As I read Mr Cyr?s letter to the editor, I couldn?t help but empathize with him for his concern about the bears in our community and the danger they present to our citizens who could possibly have a serious encounter with them.
I feel that the general public has a right to know how things work and, knowing this, frustrated citizens like Mr Cyr can start using their voting power and lobby to bring about much needed attention and change to the issue of conservation and how things are done.
Firstly, there are 112 Conservation Officers in all of BC. That?s right, I said ALL OF BC! Sweeping cutbacks to the program have crippled the CO Service in BC and their mandate has increased to include enforcement of new environmental laws as well. Our government has effectively tied their hands and told them to swim.
I am not a conservation officer and I work for a independent foundation: the BC Conservation Foundation. Our mandate is to reduce human/bear conflict through education, information and cooperation. We work closely with the RCMP and Conservation Officer Service, industry, the municipality, businesses and citizens to effect change in how domestic attractants are dealt with and make people aware of how they can live with bears.
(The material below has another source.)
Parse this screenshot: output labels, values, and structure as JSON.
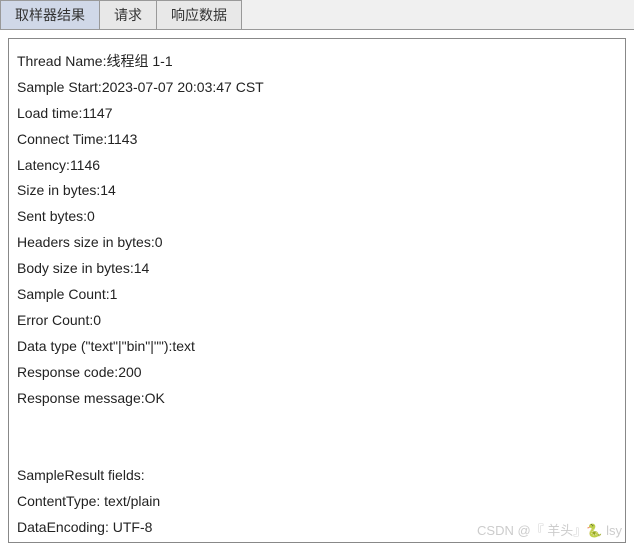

I go WAY beyond my mandate here in Tumbler Ridge confronting bears, chasing bears, putting myself constantly at personal risk and hazing them to move them out of residential areas. I recently received an official reprimand for this action as hazing should only be carried out by a Conservation Officer, anyone else using bear bangers, etc, off their property is ?harassing wildlife?. My superior understands our unique situation here in Tumbler but he has to do his job and I have to comply with the request of the Conservation Officer Service.
I?m sure that Mr Cyr expected me to go after this bear and shoot it or make arrangements to have it relocated and I understand his expectations. Each bear sighting is reported by me directly to the Conservation Officer for our area (he lives in Dawson), he is aware of every movement here in TR.
Unfortunately, that doesn?t change anything.
Unless a bear is acting aggressively towards people or into unnatural food sources, nothing will be done about it. If there is a clear threat, the threat will be dealt with as quickly as possible. A bear sighting I?m afraid, will generally not even hit the radar. There simply are not enough officers to respond to the over 20,000 bear complaints province wide. In TR, we?ve had well over 80 since the beginning of the season. Remember, our Conservation Officer is one man with a huge work load and it?s work that can?t be passed off to me.
So where does that leave us?
I?m working hard to make people realize how to avoid attracting bears to our community because I know that unless our bears start acting aggressively, they will be around until denning in the fall. We can?t leave all our attractants strewn over the back yard and just expect the CO to come a runnin? with his shot gun to clean up our mess. I?m also trying my best to get town council to realize exactly what kind of bear issue we actually have here. You all can help with that, give them a call!
Bottom Line: It?s up to Mr Cyr and all citizens concerned about this issue to use there voice and voting power to effect change. We need more funding for conservation, more Conservation Officers so they can do the job that we expect them to do. That?s all.
?Till next week, bear with me.